The Commander of Air Mobility Command presented AMC’s role in joint operations as a vital part of national security and as an example of the “Wingman concept” in a presentation during the AMC Headquarters staff Wingman Day event Feb. 8 at Scott.
Gen. Carlton D. Everhart II, AMC commander, highlighted AMC’s purpose in joint operations through recent examples of headline-making global mobility missions.
“AMC is the ultimate Wingman to our joint partners,” said Everhart. “Whether we’re delivering beans and bullets, fuel at 25,000 feet, setting up a bare base at forward locations or bringing wounded to life-saving care ... we deliver.”
Some Airmen may not realize AMC crews are airdropping supplies in Syria, said the general. In November an Iraqi C-130 landed at Qayyarah West Airfield, which was the first time a fixed wing aircraft touched down at the field since 2014 thanks to the Airmen from the 821st Contingency Response Group at Travis and a team of coalition engineers who refurbished the field after ISIL forces destroyed it.
AMC is the ultimate wingman to our joint partners. Whether we’re delivering beans and bullets, fuel at 25,000 feet, setting up a bare base at forward locations or bringing wounded to life-saving care ... we deliver. Gen. Carlton D. Everhart II, Air Mobility Command commander
Wingmen are known for providing relief and support to those in need, partnering with others to signal resolve, values and a commitment to helping others.
The Denton program allows humanitarian supplies to be flown aboard a U.S. Air Force aircraft on a space available basis. In January, a non-profit organization donated 35 pallets containing 275,000 dehydrated meals, valued at $85,000, for the refugees and the command delivered yet again.
“Airmen from the 315th Airlift Wing at Charleston flew humanitarian aid to Ramstein last month,” said Everhart. “The food was delivered to refugee camps and is now feeding thousands of displaced men, women and children.
“We were their Wingmen and they didn’t even know it.”
Meanwhile, AMC tankers were playing a vital global role for nine combatant commanders.
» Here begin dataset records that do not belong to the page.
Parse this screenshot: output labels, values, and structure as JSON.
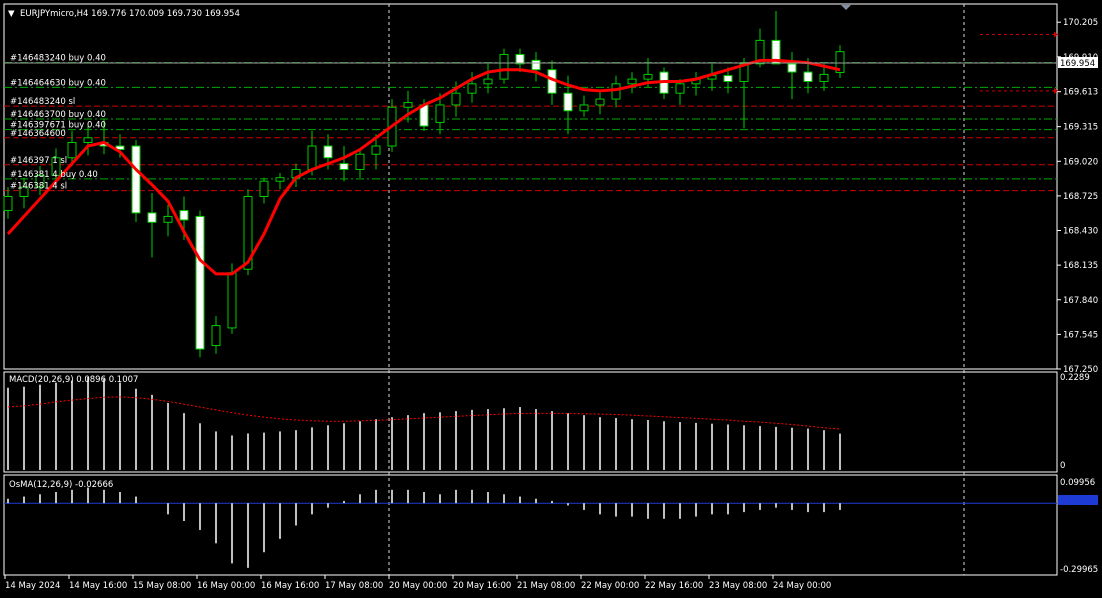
{
  "header": {
    "menu_glyph": "▼",
    "symbol_info": "EURJPYmicro,H4  169.776 170.009 169.730 169.954"
  },
  "colors": {
    "background": "#000000",
    "bull_candle": "#000000",
    "bear_candle": "#ffffff",
    "wick": "#00cc00",
    "ma_line": "#ff0000",
    "grid": "#ffffff",
    "macd_hist": "#c0c0c0",
    "signal": "#ff0000",
    "osma_zero": "#1f3bd6",
    "trade_green": "#00aa00",
    "trade_red": "#cc0000"
  },
  "price_scale": {
    "ticks": [
      "170.205",
      "169.910",
      "169.613",
      "169.315",
      "169.020",
      "168.725",
      "168.430",
      "168.135",
      "167.840",
      "167.545",
      "167.250"
    ],
    "current_price": "169.954"
  },
  "trade_labels": [
    "#146483240 buy 0.40",
    "#146464630 buy 0.40",
    "#146483240 sl",
    "#146463700 buy 0.40",
    "#146397671 buy 0.40",
    "#146364600",
    "#146397   1 sl",
    "#146381   4 buy 0.40",
    "#146381   4 sl"
  ],
  "time_axis": [
    "14 May 2024",
    "14 May 16:00",
    "15 May 08:00",
    "16 May 00:00",
    "16 May 16:00",
    "17 May 08:00",
    "20 May 00:00",
    "20 May 16:00",
    "21 May 08:00",
    "22 May 00:00",
    "22 May 16:00",
    "23 May 08:00",
    "24 May 00:00"
  ],
  "macd": {
    "title": "MACD(20,26,9) 0.0896 0.1007",
    "scale_top": "0.2289",
    "scale_zero": "0"
  },
  "osma": {
    "title": "OsMA(12,26,9) -0.02666",
    "scale_top": "0.09956",
    "scale_bottom": "-0.29965",
    "current": "-0.02666"
  },
  "chart_data": {
    "type": "candlestick",
    "symbol": "EURJPYmicro",
    "timeframe": "H4",
    "ylim": [
      167.25,
      170.36
    ],
    "candles": [
      {
        "o": 168.6,
        "h": 168.8,
        "l": 168.53,
        "c": 168.72
      },
      {
        "o": 168.72,
        "h": 168.88,
        "l": 168.62,
        "c": 168.8
      },
      {
        "o": 168.8,
        "h": 168.98,
        "l": 168.73,
        "c": 168.9
      },
      {
        "o": 168.9,
        "h": 169.13,
        "l": 168.83,
        "c": 169.05
      },
      {
        "o": 169.05,
        "h": 169.28,
        "l": 168.98,
        "c": 169.18
      },
      {
        "o": 169.18,
        "h": 169.32,
        "l": 169.07,
        "c": 169.22
      },
      {
        "o": 169.18,
        "h": 169.38,
        "l": 169.08,
        "c": 169.15
      },
      {
        "o": 169.15,
        "h": 169.25,
        "l": 169.05,
        "c": 169.12
      },
      {
        "o": 169.15,
        "h": 169.2,
        "l": 168.5,
        "c": 168.58
      },
      {
        "o": 168.58,
        "h": 168.75,
        "l": 168.2,
        "c": 168.5
      },
      {
        "o": 168.5,
        "h": 168.65,
        "l": 168.38,
        "c": 168.55
      },
      {
        "o": 168.6,
        "h": 168.72,
        "l": 168.35,
        "c": 168.52
      },
      {
        "o": 168.55,
        "h": 168.6,
        "l": 167.35,
        "c": 167.42
      },
      {
        "o": 167.45,
        "h": 167.7,
        "l": 167.38,
        "c": 167.62
      },
      {
        "o": 167.6,
        "h": 168.15,
        "l": 167.55,
        "c": 168.07
      },
      {
        "o": 168.1,
        "h": 168.78,
        "l": 168.05,
        "c": 168.72
      },
      {
        "o": 168.72,
        "h": 168.88,
        "l": 168.66,
        "c": 168.85
      },
      {
        "o": 168.85,
        "h": 168.92,
        "l": 168.78,
        "c": 168.88
      },
      {
        "o": 168.88,
        "h": 169.0,
        "l": 168.8,
        "c": 168.95
      },
      {
        "o": 168.95,
        "h": 169.28,
        "l": 168.9,
        "c": 169.15
      },
      {
        "o": 169.15,
        "h": 169.25,
        "l": 168.95,
        "c": 169.05
      },
      {
        "o": 169.0,
        "h": 169.15,
        "l": 168.85,
        "c": 168.95
      },
      {
        "o": 168.95,
        "h": 169.12,
        "l": 168.88,
        "c": 169.08
      },
      {
        "o": 169.08,
        "h": 169.25,
        "l": 168.95,
        "c": 169.15
      },
      {
        "o": 169.15,
        "h": 169.55,
        "l": 169.1,
        "c": 169.48
      },
      {
        "o": 169.48,
        "h": 169.62,
        "l": 169.35,
        "c": 169.52
      },
      {
        "o": 169.5,
        "h": 169.55,
        "l": 169.28,
        "c": 169.32
      },
      {
        "o": 169.35,
        "h": 169.6,
        "l": 169.25,
        "c": 169.5
      },
      {
        "o": 169.5,
        "h": 169.7,
        "l": 169.4,
        "c": 169.6
      },
      {
        "o": 169.6,
        "h": 169.78,
        "l": 169.52,
        "c": 169.68
      },
      {
        "o": 169.68,
        "h": 169.85,
        "l": 169.6,
        "c": 169.72
      },
      {
        "o": 169.72,
        "h": 169.98,
        "l": 169.68,
        "c": 169.93
      },
      {
        "o": 169.93,
        "h": 169.98,
        "l": 169.78,
        "c": 169.85
      },
      {
        "o": 169.88,
        "h": 169.95,
        "l": 169.7,
        "c": 169.8
      },
      {
        "o": 169.8,
        "h": 169.88,
        "l": 169.5,
        "c": 169.6
      },
      {
        "o": 169.6,
        "h": 169.75,
        "l": 169.25,
        "c": 169.45
      },
      {
        "o": 169.45,
        "h": 169.58,
        "l": 169.4,
        "c": 169.5
      },
      {
        "o": 169.5,
        "h": 169.62,
        "l": 169.42,
        "c": 169.55
      },
      {
        "o": 169.55,
        "h": 169.75,
        "l": 169.48,
        "c": 169.68
      },
      {
        "o": 169.68,
        "h": 169.78,
        "l": 169.6,
        "c": 169.72
      },
      {
        "o": 169.72,
        "h": 169.9,
        "l": 169.65,
        "c": 169.76
      },
      {
        "o": 169.78,
        "h": 169.82,
        "l": 169.55,
        "c": 169.6
      },
      {
        "o": 169.6,
        "h": 169.72,
        "l": 169.5,
        "c": 169.68
      },
      {
        "o": 169.68,
        "h": 169.78,
        "l": 169.58,
        "c": 169.72
      },
      {
        "o": 169.72,
        "h": 169.85,
        "l": 169.62,
        "c": 169.75
      },
      {
        "o": 169.75,
        "h": 169.82,
        "l": 169.6,
        "c": 169.7
      },
      {
        "o": 169.7,
        "h": 169.9,
        "l": 169.3,
        "c": 169.85
      },
      {
        "o": 169.85,
        "h": 170.15,
        "l": 169.82,
        "c": 170.05
      },
      {
        "o": 170.05,
        "h": 170.3,
        "l": 169.95,
        "c": 169.85
      },
      {
        "o": 169.85,
        "h": 169.95,
        "l": 169.55,
        "c": 169.78
      },
      {
        "o": 169.78,
        "h": 169.9,
        "l": 169.6,
        "c": 169.7
      },
      {
        "o": 169.7,
        "h": 169.85,
        "l": 169.62,
        "c": 169.76
      },
      {
        "o": 169.776,
        "h": 170.009,
        "l": 169.73,
        "c": 169.954
      }
    ],
    "ma": [
      168.4,
      168.55,
      168.7,
      168.85,
      169.0,
      169.15,
      169.18,
      169.1,
      168.95,
      168.82,
      168.68,
      168.42,
      168.18,
      168.06,
      168.06,
      168.16,
      168.4,
      168.7,
      168.88,
      168.95,
      169.0,
      169.05,
      169.12,
      169.22,
      169.32,
      169.42,
      169.5,
      169.56,
      169.64,
      169.72,
      169.78,
      169.8,
      169.8,
      169.78,
      169.72,
      169.67,
      169.63,
      169.62,
      169.63,
      169.66,
      169.69,
      169.7,
      169.7,
      169.72,
      169.76,
      169.8,
      169.84,
      169.88,
      169.88,
      169.87,
      169.86,
      169.83,
      169.8
    ],
    "macd_values": [
      0.2025,
      0.205,
      0.21,
      0.215,
      0.22,
      0.2289,
      0.225,
      0.215,
      0.2,
      0.185,
      0.165,
      0.14,
      0.115,
      0.095,
      0.085,
      0.09,
      0.092,
      0.095,
      0.098,
      0.105,
      0.11,
      0.115,
      0.12,
      0.125,
      0.13,
      0.135,
      0.14,
      0.142,
      0.145,
      0.148,
      0.15,
      0.152,
      0.155,
      0.15,
      0.145,
      0.14,
      0.135,
      0.13,
      0.128,
      0.125,
      0.123,
      0.12,
      0.118,
      0.116,
      0.114,
      0.112,
      0.11,
      0.108,
      0.106,
      0.104,
      0.102,
      0.098,
      0.0896
    ],
    "signal_values": [
      0.155,
      0.158,
      0.162,
      0.168,
      0.172,
      0.176,
      0.179,
      0.18,
      0.178,
      0.174,
      0.169,
      0.162,
      0.155,
      0.148,
      0.141,
      0.135,
      0.13,
      0.126,
      0.123,
      0.121,
      0.12,
      0.12,
      0.121,
      0.122,
      0.124,
      0.126,
      0.128,
      0.13,
      0.132,
      0.134,
      0.136,
      0.138,
      0.139,
      0.1395,
      0.1395,
      0.139,
      0.1385,
      0.1375,
      0.1365,
      0.135,
      0.133,
      0.131,
      0.129,
      0.127,
      0.125,
      0.123,
      0.12,
      0.118,
      0.115,
      0.112,
      0.108,
      0.104,
      0.1007
    ],
    "osma_values": [
      0.02,
      0.03,
      0.04,
      0.05,
      0.06,
      0.07,
      0.06,
      0.05,
      0.03,
      0.0,
      -0.05,
      -0.08,
      -0.12,
      -0.18,
      -0.27,
      -0.29,
      -0.22,
      -0.16,
      -0.1,
      -0.05,
      -0.02,
      0.01,
      0.04,
      0.06,
      0.06,
      0.06,
      0.05,
      0.04,
      0.06,
      0.06,
      0.05,
      0.04,
      0.03,
      0.02,
      0.01,
      -0.01,
      -0.03,
      -0.05,
      -0.06,
      -0.06,
      -0.07,
      -0.07,
      -0.07,
      -0.06,
      -0.05,
      -0.05,
      -0.04,
      -0.03,
      -0.02,
      -0.03,
      -0.04,
      -0.04,
      -0.03
    ],
    "trade_lines": [
      {
        "price": 169.86,
        "kind": "entry",
        "color": "#00aa00"
      },
      {
        "price": 169.65,
        "kind": "entry",
        "color": "#00aa00"
      },
      {
        "price": 169.49,
        "kind": "sl",
        "color": "#cc0000"
      },
      {
        "price": 169.38,
        "kind": "entry",
        "color": "#00aa00"
      },
      {
        "price": 169.29,
        "kind": "entry",
        "color": "#00aa00"
      },
      {
        "price": 169.22,
        "kind": "sl",
        "color": "#cc0000"
      },
      {
        "price": 168.99,
        "kind": "sl",
        "color": "#cc0000"
      },
      {
        "price": 168.87,
        "kind": "entry",
        "color": "#00aa00"
      },
      {
        "price": 168.77,
        "kind": "sl",
        "color": "#cc0000"
      }
    ],
    "right_markers": [
      170.1,
      169.62
    ]
  }
}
Fifteen AMC tankers refueled two B-2 Stealth Bombers on a 30-hour roundtrip mission to bomb ISIS camps in Libya, and four KC-10s from Travis AFB, Calif., and Joint Base McGuire-Dix-Lakehurst, N.J., enabled the F-35 exercise deployment to Marine Corps Air Station in Iwakuni, Japan. U.S. tankers have partnered with Coalition aircraft to fly more than 33,000 missions in support of Operation Inherent Resolve.
“Sometimes diplomacy and deterrence fail and when that happens our civilian leaders make the decision to send America’s sons and daughters into harm’s way,” said Everhart. We take them to fight, and we also bring them home. I take my role as a wingman seriously every day. Our Airmen are why I serve.”
Sometimes diplomacy and deterrence fail and when that happens our civilian leaders make the decision to send America’s sons and daughters into harm’s way. We take them to fight, and we also bring them home. I take my role as a wingman seriously every day. Our Airmen are why I serve. Gen. Carlton D. Everhart II, Air Mobility Command commander
Everhart showed a video of wounded warriors who competed in the 2016 Invictus Games, highlighting the impact of Airmen who inspire him. Each individual shared a special thank you message for Air Mobility Command and the aeromedical evacuation mission, providing examples of relief and hope delivered by their Wingmen.
In addition to those personal messages, the general left the audience with one final thank you from the perspective the Chief of Staff of the Air Force, Gen. David L. Goldfein.
“Airpower is the oxygen the Joint force breathes,” Everhart said, quoting the Air Force Chief of Staff. “Mobility is the lifeblood that carries the oxygen.”